Check every line of the data and copy the ones where "services" appears.

Website and app data records
+ + + +

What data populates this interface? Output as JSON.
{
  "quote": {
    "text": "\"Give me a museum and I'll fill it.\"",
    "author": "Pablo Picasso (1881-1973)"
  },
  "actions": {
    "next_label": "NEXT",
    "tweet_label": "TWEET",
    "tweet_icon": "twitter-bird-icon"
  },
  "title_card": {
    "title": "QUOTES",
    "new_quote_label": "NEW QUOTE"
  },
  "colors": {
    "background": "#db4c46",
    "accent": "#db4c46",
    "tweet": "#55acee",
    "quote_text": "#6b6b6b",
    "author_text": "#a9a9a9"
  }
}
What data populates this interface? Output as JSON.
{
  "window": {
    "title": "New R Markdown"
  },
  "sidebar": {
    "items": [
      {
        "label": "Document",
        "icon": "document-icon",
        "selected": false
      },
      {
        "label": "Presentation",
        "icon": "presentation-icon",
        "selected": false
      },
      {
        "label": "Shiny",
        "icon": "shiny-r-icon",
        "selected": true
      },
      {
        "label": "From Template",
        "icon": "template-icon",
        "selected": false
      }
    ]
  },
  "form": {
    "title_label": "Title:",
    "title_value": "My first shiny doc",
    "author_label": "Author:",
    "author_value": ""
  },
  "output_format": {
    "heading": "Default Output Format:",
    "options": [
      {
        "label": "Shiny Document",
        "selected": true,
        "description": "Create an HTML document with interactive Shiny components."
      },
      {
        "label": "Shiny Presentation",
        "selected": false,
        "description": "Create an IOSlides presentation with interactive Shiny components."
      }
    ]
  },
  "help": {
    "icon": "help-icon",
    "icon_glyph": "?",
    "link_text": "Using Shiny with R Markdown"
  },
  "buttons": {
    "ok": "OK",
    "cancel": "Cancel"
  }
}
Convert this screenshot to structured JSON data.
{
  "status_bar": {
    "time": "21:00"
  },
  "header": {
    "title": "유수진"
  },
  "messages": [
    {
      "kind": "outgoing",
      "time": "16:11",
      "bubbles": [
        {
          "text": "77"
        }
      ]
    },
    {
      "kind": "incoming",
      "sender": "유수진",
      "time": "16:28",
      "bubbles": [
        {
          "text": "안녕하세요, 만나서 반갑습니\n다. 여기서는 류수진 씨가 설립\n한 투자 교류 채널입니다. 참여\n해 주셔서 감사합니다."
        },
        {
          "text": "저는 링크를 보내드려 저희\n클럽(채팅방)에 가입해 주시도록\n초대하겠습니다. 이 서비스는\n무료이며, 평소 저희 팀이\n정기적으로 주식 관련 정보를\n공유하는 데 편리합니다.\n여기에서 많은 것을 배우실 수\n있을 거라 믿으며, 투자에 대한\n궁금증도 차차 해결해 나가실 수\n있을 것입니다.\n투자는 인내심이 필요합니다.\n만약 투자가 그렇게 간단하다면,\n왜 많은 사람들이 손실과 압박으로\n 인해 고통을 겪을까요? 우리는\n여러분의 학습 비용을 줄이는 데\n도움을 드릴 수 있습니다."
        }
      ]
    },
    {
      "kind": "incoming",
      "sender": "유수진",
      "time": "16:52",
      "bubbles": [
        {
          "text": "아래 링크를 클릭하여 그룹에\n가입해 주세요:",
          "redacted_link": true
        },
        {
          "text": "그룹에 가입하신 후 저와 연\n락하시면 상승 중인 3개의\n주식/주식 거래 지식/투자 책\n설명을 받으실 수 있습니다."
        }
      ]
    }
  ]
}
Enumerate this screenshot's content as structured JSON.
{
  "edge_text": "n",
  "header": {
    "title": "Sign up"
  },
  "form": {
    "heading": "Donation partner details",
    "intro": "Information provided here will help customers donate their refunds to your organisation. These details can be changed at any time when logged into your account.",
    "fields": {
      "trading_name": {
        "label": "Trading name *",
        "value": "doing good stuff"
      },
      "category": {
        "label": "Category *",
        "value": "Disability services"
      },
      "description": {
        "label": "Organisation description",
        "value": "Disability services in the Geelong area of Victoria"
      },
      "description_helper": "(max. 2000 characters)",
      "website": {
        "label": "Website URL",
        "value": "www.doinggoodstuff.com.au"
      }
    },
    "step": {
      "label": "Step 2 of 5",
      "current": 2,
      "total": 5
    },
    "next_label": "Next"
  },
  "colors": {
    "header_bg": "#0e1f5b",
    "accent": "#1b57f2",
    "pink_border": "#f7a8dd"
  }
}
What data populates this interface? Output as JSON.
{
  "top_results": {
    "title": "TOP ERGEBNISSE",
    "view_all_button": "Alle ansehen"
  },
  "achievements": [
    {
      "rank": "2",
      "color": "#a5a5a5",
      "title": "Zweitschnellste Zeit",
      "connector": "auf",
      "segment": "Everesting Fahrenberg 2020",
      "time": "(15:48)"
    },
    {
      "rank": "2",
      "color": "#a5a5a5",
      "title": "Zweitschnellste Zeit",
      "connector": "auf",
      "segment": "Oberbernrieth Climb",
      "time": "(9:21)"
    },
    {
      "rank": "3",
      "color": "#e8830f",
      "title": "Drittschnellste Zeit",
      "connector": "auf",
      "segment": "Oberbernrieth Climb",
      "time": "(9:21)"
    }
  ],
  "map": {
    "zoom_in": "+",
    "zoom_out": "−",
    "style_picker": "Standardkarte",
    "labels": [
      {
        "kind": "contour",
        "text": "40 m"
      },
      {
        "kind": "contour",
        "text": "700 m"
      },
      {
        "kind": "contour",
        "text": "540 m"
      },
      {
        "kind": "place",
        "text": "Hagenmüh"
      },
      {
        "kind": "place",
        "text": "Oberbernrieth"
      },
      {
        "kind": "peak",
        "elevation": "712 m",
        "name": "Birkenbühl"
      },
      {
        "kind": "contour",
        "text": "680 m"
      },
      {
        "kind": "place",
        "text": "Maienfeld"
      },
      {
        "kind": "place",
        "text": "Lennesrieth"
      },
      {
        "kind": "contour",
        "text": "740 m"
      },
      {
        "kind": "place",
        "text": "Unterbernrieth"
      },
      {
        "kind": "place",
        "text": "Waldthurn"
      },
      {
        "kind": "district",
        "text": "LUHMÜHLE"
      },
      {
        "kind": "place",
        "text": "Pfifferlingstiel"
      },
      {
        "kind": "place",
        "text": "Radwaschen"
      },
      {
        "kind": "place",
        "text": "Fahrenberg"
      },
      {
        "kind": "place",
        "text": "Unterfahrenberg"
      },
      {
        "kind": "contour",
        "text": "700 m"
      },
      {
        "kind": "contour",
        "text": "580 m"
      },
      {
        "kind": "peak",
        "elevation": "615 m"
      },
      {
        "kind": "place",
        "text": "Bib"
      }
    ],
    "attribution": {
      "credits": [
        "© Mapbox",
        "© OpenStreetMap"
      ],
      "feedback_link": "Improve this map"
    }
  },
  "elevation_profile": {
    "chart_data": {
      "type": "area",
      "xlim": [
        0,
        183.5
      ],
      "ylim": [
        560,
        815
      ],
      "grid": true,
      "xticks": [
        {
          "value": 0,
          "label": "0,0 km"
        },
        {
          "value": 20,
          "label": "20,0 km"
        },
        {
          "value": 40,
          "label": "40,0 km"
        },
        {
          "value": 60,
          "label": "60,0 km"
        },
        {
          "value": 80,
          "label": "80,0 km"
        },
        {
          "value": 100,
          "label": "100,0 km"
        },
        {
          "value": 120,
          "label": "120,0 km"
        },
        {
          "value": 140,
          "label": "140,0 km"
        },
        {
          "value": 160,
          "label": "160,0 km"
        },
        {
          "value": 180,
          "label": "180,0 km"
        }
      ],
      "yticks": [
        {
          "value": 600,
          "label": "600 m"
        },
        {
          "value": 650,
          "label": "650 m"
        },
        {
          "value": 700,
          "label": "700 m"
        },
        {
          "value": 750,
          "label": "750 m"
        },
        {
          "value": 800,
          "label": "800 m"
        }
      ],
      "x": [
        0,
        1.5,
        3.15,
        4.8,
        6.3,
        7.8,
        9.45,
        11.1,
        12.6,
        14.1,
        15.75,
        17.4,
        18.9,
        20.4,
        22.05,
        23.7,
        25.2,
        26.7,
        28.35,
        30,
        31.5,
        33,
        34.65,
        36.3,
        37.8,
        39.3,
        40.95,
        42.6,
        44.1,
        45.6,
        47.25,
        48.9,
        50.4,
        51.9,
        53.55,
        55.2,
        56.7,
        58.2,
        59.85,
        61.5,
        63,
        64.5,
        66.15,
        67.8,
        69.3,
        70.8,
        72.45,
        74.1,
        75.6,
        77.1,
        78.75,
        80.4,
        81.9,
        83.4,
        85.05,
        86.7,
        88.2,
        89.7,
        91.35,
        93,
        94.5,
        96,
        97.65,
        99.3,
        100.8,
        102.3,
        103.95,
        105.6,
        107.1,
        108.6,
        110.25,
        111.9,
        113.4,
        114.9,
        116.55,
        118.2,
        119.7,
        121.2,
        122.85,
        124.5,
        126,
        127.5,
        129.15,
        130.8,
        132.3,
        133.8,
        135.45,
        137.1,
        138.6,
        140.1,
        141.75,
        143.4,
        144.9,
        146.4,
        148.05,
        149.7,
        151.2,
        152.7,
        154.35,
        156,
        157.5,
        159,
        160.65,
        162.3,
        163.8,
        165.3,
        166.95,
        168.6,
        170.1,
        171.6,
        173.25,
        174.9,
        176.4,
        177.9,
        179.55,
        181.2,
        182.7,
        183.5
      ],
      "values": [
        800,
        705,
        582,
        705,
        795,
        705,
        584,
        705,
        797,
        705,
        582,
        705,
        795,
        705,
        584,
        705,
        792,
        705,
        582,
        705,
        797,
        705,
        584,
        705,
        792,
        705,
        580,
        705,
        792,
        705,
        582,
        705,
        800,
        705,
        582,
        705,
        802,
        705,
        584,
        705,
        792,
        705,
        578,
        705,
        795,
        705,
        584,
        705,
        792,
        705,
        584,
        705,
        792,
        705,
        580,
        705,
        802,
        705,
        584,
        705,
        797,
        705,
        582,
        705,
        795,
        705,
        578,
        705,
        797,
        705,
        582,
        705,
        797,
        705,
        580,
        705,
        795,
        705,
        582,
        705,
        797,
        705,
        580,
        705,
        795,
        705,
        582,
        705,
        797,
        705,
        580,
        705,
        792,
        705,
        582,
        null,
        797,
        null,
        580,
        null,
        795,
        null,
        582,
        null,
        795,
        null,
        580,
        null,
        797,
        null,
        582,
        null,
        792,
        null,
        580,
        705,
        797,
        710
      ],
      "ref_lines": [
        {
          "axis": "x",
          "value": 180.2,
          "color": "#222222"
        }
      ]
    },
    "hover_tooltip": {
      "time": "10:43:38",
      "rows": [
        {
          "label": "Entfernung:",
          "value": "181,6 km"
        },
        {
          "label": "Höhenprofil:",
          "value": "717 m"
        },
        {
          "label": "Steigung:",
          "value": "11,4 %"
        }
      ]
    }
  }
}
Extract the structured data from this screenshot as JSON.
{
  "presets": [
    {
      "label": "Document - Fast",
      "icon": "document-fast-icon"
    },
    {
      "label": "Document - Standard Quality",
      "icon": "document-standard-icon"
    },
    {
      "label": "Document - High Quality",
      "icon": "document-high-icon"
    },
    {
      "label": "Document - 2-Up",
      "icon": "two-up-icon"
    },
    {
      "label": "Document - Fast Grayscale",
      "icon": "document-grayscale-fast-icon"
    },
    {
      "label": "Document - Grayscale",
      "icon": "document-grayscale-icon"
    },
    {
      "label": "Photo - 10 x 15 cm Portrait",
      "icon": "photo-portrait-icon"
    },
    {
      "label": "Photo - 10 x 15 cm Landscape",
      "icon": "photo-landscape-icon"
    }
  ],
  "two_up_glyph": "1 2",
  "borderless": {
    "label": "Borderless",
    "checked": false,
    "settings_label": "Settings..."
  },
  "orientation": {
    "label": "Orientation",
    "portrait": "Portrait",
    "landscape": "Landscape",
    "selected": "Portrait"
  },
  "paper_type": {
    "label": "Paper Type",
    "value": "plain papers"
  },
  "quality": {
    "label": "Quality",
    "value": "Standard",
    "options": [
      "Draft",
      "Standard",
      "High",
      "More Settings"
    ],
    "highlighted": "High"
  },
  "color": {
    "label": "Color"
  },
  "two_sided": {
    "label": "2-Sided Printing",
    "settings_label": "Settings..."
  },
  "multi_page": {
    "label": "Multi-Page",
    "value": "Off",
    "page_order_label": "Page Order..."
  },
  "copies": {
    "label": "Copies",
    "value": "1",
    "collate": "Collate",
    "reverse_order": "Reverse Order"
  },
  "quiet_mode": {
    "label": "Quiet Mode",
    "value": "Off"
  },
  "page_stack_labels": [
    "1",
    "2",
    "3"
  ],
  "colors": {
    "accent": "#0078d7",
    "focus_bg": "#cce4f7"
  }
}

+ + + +

Exercise solution.
        "value": "Disability services"
        "value": "Disability services in the Geelong area of Victoria"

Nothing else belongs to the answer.